→ **EXERCISE OBJECTIVE**
Search the entries below for "Leads" and copy each matching line.

★ ★ ★ ★ ★

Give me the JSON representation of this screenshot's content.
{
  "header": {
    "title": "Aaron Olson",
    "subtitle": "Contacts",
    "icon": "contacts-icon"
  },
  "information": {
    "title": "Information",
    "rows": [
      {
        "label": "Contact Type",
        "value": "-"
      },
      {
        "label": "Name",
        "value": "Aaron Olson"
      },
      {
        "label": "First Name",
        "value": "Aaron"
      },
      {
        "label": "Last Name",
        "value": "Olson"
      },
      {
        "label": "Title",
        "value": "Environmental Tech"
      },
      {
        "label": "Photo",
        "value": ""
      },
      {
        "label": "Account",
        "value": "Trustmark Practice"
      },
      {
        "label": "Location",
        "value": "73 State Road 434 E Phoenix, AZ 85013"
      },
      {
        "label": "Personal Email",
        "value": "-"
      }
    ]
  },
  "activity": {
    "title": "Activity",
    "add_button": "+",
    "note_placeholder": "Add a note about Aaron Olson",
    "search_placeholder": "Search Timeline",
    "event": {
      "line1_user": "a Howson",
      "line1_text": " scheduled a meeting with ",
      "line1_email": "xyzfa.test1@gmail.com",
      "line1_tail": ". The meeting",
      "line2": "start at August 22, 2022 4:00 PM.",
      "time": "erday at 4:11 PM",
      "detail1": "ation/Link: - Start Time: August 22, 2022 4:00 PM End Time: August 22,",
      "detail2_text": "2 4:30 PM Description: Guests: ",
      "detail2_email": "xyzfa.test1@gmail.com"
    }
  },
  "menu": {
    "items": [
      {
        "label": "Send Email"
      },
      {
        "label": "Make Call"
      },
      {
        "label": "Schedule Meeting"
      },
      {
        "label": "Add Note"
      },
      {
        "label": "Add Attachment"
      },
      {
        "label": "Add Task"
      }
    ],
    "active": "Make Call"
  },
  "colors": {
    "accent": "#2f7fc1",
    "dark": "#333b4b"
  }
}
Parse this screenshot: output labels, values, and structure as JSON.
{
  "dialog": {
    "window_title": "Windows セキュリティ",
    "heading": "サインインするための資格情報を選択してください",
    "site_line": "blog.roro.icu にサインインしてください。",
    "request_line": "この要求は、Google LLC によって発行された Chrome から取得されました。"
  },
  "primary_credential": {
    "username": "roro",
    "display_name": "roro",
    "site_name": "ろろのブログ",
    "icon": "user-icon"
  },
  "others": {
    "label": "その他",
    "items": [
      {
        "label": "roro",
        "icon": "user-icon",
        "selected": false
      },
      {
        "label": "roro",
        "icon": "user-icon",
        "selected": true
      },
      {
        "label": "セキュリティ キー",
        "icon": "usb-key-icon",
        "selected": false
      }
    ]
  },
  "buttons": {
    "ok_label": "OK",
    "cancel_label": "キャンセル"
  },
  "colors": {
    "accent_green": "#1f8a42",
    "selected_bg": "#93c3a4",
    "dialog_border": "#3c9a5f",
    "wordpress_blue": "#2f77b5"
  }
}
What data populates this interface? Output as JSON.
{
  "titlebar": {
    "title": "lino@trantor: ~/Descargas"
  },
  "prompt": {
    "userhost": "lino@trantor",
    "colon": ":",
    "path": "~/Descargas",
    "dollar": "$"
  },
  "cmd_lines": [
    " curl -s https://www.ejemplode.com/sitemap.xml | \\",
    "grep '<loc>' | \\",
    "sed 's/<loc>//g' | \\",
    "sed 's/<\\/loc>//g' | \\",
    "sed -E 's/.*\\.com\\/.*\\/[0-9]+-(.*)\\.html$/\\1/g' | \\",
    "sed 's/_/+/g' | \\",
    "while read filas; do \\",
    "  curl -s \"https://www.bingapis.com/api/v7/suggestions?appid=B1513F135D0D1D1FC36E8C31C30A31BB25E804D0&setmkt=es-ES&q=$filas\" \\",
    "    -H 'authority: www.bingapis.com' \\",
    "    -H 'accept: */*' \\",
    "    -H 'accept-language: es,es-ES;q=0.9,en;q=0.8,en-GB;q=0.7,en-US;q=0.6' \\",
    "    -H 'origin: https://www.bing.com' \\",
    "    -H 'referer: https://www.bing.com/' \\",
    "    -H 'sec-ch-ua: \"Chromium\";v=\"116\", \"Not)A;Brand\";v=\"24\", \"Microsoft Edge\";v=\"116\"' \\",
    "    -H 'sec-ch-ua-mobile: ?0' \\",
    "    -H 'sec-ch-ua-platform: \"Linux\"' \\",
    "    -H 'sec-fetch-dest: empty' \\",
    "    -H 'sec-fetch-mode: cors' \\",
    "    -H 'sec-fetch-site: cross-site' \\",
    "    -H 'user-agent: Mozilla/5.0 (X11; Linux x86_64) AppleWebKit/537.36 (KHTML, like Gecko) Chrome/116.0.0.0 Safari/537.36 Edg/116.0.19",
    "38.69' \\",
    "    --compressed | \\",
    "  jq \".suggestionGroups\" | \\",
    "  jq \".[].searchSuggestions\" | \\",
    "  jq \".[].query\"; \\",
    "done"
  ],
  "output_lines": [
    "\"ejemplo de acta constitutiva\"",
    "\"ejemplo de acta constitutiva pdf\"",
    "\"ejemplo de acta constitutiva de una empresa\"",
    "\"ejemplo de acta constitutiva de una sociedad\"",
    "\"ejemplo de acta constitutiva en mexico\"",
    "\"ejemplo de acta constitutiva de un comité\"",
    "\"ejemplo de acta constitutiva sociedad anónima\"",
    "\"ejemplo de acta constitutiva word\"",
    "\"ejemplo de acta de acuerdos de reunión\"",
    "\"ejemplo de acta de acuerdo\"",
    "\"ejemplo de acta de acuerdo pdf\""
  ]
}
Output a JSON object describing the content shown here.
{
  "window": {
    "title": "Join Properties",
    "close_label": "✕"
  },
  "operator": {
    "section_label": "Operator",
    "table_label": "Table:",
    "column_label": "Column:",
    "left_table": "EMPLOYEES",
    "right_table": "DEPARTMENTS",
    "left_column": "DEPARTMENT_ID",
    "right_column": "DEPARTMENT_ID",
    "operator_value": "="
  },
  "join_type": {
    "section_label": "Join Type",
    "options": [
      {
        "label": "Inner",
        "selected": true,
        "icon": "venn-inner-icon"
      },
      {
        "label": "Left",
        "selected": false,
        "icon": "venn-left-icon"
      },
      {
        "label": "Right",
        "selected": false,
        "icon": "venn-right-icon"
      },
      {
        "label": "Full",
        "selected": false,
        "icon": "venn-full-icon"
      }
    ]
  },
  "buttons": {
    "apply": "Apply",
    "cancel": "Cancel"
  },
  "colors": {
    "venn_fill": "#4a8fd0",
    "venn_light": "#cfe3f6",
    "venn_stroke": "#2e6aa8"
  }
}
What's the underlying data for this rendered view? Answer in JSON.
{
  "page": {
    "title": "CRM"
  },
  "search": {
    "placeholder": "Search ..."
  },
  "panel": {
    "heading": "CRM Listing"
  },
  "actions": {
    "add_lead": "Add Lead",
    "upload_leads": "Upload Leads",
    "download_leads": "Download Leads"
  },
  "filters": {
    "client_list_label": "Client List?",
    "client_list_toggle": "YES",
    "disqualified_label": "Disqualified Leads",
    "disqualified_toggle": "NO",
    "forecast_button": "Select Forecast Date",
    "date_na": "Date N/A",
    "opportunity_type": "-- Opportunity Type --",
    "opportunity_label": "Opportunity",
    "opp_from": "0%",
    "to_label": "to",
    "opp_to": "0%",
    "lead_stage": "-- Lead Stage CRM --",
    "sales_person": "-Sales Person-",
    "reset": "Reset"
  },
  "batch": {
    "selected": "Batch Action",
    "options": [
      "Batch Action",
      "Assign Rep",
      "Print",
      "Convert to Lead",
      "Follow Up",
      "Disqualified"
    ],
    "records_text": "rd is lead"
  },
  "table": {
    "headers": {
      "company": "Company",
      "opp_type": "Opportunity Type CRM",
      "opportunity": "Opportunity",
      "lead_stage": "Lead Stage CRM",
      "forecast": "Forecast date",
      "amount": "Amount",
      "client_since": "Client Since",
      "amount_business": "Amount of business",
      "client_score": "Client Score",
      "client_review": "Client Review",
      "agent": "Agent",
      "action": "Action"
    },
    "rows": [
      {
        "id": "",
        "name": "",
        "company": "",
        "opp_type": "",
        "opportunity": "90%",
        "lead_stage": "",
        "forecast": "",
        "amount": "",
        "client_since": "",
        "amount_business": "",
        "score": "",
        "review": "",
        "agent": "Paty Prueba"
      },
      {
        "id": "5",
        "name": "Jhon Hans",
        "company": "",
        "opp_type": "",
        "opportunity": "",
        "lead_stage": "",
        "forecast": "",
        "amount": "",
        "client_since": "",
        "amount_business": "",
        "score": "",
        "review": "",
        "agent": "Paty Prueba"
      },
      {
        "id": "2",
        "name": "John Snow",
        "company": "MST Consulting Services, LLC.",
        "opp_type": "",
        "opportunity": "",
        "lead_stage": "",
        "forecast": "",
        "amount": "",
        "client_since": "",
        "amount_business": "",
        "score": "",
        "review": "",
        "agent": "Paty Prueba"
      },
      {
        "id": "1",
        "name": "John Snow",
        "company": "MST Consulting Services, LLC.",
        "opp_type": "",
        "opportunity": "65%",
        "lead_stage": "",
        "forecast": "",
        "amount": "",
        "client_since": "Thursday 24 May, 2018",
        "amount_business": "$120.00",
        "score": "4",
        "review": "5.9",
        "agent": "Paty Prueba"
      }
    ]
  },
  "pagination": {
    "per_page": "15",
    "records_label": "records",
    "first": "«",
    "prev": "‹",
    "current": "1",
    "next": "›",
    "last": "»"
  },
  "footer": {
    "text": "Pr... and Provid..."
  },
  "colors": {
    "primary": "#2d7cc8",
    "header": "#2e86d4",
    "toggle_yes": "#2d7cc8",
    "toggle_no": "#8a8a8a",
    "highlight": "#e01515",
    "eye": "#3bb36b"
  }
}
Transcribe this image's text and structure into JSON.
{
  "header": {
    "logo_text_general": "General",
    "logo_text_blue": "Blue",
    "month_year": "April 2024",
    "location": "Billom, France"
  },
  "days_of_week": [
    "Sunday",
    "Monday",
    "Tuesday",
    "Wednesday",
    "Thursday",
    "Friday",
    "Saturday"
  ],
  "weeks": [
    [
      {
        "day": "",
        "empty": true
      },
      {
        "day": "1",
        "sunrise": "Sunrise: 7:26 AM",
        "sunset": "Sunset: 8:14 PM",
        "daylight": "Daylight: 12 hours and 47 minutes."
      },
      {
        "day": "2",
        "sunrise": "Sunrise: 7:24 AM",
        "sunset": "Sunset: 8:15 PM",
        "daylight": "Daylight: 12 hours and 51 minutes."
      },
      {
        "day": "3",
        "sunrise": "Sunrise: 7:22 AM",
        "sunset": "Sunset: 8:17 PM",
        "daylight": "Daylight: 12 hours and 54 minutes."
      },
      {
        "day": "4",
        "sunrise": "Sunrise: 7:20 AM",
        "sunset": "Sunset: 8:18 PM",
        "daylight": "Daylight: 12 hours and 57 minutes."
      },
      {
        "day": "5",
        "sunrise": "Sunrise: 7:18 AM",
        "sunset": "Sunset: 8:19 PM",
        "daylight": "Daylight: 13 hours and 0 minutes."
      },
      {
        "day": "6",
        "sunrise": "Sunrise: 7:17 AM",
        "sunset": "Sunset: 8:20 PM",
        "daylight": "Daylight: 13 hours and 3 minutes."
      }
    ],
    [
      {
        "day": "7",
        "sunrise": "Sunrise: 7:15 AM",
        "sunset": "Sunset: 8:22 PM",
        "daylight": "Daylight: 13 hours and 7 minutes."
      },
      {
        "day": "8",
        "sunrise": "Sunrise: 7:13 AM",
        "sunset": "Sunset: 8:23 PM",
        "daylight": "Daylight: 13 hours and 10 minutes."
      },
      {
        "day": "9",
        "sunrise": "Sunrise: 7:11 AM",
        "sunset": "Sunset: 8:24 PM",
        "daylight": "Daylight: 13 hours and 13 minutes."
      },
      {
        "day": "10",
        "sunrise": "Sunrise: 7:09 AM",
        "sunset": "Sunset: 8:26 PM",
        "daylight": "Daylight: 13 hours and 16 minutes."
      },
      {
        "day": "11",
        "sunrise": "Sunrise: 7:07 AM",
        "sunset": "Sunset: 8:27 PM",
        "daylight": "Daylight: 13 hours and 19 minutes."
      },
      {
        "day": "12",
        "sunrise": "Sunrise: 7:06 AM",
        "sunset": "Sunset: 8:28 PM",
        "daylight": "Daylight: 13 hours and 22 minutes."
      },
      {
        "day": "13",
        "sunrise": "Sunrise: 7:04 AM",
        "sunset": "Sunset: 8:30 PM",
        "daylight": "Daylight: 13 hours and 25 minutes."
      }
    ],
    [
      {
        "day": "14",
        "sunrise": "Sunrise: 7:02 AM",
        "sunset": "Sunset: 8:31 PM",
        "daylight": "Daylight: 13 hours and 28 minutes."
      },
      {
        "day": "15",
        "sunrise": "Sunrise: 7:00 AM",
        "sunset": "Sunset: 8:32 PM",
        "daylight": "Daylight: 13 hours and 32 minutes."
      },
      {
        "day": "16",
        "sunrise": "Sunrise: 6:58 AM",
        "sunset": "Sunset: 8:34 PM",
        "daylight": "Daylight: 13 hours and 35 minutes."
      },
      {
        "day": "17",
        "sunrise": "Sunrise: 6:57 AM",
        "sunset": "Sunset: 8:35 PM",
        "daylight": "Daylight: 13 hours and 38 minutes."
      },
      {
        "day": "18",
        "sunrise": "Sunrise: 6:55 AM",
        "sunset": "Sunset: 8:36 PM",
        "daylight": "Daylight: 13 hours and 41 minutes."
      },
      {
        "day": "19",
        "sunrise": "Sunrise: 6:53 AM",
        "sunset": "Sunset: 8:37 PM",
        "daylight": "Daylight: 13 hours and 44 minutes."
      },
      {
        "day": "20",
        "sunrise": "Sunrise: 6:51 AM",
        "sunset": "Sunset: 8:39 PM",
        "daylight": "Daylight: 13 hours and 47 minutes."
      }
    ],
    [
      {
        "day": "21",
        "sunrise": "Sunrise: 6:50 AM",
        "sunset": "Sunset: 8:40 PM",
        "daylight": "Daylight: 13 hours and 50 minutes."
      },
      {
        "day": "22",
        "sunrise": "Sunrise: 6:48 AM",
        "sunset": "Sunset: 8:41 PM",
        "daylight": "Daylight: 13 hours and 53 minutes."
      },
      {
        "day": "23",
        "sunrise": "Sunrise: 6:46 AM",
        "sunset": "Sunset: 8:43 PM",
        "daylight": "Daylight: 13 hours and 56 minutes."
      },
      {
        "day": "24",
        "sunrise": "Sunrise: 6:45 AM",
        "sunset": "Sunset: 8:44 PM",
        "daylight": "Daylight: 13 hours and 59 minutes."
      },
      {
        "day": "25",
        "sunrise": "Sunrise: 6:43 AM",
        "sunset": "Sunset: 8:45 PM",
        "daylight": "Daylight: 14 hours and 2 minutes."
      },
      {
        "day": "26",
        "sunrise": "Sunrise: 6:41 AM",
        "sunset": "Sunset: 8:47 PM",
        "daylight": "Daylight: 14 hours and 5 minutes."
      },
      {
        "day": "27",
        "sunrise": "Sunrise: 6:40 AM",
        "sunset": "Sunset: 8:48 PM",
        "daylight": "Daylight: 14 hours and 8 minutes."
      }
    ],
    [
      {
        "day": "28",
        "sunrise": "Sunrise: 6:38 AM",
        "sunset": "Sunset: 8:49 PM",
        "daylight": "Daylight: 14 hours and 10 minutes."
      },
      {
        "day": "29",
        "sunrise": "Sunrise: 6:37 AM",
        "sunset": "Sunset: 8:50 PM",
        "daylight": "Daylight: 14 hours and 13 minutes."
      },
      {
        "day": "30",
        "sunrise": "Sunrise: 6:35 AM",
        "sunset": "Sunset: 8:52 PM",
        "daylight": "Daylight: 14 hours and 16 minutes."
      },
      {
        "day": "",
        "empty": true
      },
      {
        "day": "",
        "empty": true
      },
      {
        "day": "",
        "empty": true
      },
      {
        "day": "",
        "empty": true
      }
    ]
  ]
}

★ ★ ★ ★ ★

→ **ANSWER SPACE**
    "upload_leads": "Upload Leads",
    "download_leads": "Download Leads"
    "disqualified_label": "Disqualified Leads",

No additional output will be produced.